Last year, my Chicago-dwelling mother got a fundraising packet of “calendar stickers.” Included with pages containing obvious dates like “Anniversary” and “Vacation” was one sheet of labels that read, mysteriously, “Job Interview.”

That was the prizewinner, since it was nominated in three categories: chutzpah, optimism and creepiness. If they know you haven’t got a job, it’s pretty nervy to ask for cash. Would they like your food stamp card, too? On the other hand, it expresses a certain faith in the potential giver: “We know right now you’re an unemployed, miserable schlub, but once you go to that job interview, your world’s gonna change. When it does, remember, we believed in you.” Or a third, and even more upsetting, scenario: Maybe they had foreknowledge that you were going to need to go to job interviews.

This year, the prize will be awarded early, because I am confident that no organization, no matter how muddled or benighted, will be able to top it. The distinction of worst-conceived fundraising concept belongs to the United States Holocaust Memorial Museum, arguably one of the more high-profile and well-funded charities we have in America. I can’t believe I’m the only person who opened her envelope and stood gaping in disbelief at the sight before her.

There were four cards, each one with a full color photograph of a lovingly worn or slightly damaged children’s toy or memento, and each bearing below it, on a black background, the phrase “United States Holocaust Memorial Museum.” The back of each card dutifully detailed the provenances of the toys with phrases like “Made by an unknown prisoner in the Theresenstadt ghetto.” Inside, the cards were blank — waiting, no doubt, for the festive inscriptions of their senders.

In an effort to believe the best about a worthwhile institution, I immediately tried moving into my “What were they thinking?” mode. But the real question seemed to be, “What did they think we’d be thinking?” What did the individual — or, I hoped, committee — that came up with the idea of Holiday Holocaust Cards envision for the “lucky charm” pin made of (I’m not making this up) leather scraps by inmates of Bergen-Belsen?

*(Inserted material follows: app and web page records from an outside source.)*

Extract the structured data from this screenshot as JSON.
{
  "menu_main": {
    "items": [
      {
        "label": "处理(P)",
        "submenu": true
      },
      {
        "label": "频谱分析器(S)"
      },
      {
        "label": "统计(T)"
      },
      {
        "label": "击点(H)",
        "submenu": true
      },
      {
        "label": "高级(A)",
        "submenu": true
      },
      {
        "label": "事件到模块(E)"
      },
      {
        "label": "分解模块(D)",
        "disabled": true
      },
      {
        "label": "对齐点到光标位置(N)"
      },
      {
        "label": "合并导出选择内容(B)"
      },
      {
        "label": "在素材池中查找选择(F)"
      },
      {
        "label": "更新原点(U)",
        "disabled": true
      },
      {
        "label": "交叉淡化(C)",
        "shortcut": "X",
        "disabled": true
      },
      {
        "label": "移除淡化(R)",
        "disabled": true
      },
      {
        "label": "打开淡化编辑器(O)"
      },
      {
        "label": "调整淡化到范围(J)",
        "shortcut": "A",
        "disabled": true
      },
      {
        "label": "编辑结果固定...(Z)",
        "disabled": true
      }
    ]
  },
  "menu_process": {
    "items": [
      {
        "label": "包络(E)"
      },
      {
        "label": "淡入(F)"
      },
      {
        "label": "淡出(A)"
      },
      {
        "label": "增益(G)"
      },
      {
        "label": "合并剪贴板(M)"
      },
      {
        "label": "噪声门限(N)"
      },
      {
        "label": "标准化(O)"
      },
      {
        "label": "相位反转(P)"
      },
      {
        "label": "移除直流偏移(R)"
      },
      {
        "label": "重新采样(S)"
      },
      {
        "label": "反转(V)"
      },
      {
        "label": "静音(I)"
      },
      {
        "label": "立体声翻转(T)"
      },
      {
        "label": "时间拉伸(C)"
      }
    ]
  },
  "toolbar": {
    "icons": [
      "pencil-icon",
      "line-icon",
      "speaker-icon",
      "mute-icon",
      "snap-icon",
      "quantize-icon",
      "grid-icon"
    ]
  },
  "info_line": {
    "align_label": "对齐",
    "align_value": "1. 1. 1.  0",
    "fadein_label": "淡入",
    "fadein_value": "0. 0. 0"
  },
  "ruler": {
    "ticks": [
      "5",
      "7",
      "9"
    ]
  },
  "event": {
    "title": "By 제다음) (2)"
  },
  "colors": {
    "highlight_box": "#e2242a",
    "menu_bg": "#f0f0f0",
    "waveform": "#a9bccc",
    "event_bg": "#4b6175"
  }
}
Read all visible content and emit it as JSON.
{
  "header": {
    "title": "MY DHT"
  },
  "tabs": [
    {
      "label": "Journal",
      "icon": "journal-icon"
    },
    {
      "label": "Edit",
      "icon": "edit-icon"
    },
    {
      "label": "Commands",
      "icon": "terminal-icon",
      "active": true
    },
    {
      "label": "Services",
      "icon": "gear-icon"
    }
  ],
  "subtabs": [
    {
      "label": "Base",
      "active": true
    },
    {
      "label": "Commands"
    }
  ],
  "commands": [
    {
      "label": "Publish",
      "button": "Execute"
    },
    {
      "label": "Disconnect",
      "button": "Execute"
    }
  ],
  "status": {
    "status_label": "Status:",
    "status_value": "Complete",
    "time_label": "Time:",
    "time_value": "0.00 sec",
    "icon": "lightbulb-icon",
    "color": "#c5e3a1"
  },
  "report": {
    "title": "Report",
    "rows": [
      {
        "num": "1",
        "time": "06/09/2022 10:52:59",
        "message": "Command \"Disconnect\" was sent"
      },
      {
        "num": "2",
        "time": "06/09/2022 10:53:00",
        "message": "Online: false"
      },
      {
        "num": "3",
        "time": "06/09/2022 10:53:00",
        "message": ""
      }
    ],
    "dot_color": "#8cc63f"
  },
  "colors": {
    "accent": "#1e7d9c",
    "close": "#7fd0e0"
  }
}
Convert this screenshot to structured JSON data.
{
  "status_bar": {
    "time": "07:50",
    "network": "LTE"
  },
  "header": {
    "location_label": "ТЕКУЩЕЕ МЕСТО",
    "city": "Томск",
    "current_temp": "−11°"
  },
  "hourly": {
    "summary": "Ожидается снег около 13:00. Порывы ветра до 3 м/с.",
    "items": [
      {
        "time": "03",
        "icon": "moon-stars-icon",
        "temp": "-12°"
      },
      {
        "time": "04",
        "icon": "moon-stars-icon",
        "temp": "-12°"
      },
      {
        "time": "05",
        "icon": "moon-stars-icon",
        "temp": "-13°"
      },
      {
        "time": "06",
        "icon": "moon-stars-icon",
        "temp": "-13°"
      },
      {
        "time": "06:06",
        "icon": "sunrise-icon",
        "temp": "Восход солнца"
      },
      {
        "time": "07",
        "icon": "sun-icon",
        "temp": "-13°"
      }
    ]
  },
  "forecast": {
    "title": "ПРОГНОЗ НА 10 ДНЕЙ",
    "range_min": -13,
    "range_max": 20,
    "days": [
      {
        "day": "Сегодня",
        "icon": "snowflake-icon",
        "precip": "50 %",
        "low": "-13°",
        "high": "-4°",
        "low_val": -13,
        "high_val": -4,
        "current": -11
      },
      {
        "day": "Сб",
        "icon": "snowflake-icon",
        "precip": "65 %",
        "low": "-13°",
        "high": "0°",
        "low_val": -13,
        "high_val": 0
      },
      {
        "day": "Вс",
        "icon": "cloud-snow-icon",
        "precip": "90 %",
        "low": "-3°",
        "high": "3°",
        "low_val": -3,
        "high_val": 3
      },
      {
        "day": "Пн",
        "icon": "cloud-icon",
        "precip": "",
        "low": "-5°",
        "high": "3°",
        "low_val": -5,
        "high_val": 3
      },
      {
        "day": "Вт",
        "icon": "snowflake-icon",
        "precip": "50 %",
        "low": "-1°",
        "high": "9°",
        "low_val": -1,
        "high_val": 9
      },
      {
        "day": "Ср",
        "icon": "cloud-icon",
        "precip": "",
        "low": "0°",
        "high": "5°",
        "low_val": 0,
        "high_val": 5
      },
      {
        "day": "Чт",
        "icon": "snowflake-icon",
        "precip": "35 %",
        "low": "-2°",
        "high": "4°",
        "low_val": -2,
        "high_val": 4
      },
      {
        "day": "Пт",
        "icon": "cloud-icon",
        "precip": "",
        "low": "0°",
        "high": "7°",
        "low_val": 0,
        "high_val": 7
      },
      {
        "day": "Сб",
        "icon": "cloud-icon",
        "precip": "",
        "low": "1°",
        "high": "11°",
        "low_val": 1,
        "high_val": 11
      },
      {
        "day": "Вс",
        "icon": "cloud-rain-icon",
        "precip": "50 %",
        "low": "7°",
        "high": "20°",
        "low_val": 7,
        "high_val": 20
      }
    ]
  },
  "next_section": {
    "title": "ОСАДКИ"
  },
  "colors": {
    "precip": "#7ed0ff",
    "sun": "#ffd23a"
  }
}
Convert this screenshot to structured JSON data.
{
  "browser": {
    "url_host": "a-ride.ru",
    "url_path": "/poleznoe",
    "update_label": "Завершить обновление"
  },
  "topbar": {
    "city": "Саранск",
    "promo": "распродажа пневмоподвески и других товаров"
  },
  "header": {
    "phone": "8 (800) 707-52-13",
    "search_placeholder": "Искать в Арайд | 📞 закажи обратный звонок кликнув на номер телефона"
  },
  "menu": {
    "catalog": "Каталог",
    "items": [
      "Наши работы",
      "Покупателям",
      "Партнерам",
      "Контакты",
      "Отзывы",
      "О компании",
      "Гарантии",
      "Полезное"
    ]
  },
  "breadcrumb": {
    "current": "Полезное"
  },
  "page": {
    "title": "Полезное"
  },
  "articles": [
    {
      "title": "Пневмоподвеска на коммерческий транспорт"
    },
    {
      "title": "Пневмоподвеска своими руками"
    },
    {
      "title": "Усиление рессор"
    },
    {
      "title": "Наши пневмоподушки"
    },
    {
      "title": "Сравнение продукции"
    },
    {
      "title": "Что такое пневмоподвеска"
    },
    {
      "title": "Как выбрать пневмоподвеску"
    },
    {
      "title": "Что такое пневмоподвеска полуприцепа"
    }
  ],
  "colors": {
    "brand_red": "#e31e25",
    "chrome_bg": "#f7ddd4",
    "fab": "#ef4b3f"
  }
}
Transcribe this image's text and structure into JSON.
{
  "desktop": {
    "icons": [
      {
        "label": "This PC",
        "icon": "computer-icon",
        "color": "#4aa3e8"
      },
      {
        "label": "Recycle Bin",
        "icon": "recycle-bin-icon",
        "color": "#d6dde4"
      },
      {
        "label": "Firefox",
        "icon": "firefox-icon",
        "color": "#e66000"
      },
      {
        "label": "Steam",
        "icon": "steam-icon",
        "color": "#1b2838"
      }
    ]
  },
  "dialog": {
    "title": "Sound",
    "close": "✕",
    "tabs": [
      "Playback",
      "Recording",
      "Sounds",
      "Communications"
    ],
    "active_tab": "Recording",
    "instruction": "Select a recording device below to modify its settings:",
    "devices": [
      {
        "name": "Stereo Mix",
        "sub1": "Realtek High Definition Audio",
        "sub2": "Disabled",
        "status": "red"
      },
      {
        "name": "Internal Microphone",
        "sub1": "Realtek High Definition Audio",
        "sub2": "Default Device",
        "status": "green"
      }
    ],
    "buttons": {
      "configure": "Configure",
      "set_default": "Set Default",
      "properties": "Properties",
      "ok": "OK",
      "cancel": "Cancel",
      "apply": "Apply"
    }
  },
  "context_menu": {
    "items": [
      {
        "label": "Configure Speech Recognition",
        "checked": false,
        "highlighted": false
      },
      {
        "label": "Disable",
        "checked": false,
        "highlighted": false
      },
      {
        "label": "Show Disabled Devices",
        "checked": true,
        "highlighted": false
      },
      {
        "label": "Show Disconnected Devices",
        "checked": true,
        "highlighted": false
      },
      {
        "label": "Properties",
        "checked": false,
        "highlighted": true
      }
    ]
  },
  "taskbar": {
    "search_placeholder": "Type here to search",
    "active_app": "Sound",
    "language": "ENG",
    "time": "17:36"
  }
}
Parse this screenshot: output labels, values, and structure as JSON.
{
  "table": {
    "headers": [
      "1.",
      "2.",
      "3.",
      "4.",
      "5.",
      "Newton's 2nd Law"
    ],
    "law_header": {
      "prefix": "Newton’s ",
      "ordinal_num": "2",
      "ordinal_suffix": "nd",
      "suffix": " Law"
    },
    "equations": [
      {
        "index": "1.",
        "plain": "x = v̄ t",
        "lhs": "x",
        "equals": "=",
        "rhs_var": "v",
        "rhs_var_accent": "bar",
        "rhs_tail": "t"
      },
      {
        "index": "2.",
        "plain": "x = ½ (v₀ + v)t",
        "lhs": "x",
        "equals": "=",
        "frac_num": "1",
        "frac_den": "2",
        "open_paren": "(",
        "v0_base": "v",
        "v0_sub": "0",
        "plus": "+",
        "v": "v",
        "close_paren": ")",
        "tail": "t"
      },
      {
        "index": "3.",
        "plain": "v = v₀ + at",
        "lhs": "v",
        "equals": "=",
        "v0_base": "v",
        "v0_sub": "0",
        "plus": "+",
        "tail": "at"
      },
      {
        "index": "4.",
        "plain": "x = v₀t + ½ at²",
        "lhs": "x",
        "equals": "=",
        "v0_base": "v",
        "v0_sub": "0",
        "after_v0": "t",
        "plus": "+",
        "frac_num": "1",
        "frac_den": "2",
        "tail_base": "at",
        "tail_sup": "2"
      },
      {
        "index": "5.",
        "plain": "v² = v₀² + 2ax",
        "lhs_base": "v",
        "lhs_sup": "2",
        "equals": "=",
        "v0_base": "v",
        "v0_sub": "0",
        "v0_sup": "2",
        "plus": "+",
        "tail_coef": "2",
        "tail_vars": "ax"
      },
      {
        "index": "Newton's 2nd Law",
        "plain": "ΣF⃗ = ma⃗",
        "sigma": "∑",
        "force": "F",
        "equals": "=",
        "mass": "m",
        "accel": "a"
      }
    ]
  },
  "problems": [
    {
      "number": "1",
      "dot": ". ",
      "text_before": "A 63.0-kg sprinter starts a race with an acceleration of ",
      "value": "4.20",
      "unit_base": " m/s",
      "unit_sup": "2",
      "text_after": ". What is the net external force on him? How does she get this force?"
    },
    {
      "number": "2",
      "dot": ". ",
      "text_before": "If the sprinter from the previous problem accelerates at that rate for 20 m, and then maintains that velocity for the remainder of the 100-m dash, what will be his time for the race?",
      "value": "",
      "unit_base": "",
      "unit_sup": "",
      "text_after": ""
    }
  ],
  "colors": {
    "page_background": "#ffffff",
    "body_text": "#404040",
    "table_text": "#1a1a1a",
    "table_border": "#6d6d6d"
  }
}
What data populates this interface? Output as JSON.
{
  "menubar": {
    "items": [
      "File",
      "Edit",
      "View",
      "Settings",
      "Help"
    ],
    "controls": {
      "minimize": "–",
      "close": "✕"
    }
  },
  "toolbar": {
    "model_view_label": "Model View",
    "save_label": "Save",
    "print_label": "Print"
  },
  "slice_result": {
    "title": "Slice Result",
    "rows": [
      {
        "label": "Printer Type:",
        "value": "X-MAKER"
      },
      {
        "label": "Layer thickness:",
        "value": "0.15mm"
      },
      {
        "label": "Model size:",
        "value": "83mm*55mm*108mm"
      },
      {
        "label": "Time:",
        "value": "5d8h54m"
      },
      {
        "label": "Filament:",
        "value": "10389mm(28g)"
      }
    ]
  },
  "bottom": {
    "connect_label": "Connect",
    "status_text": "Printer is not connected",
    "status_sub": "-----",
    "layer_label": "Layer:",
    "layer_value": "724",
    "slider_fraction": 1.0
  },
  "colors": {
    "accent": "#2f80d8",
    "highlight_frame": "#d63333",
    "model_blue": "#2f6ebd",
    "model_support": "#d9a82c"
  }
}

I tried to imagine what message I would send on the card featuring the small teddy bear named Refugee by the “Jewish child [who survived] by hiding as a Polish Catholic.”

“Happy birthday!”

“Mazel tov on the brit of your post-World War II American-born son!”

“Get well soon, it could be worse!”

“Now that you’ve graduated from MIT, what’s the square root of 6 million?”

I was aghast at myself. How could I make jokes on such a subject? I felt so ashamed, I’m sending a check to the museum. So, maybe it wasn’t such a bad fundraising idea after all. A gambit designed to play on two rock solid features of Jewish life — dark humor and guilt. Who cares whether the cards ever see the light of day?

But I haven’t mailed my check yet. I’ve asked my mom to send me her job interview calendar stickers. I want to include them with my donation, which will be addressed to the head of PR at the Holocaust Museum.

Turi Ryder is a talk radio personality and writer who owns and runs Shebops Productions, based in San Francisco. She can be heard on 106.9 FreeFM in the Bay Area.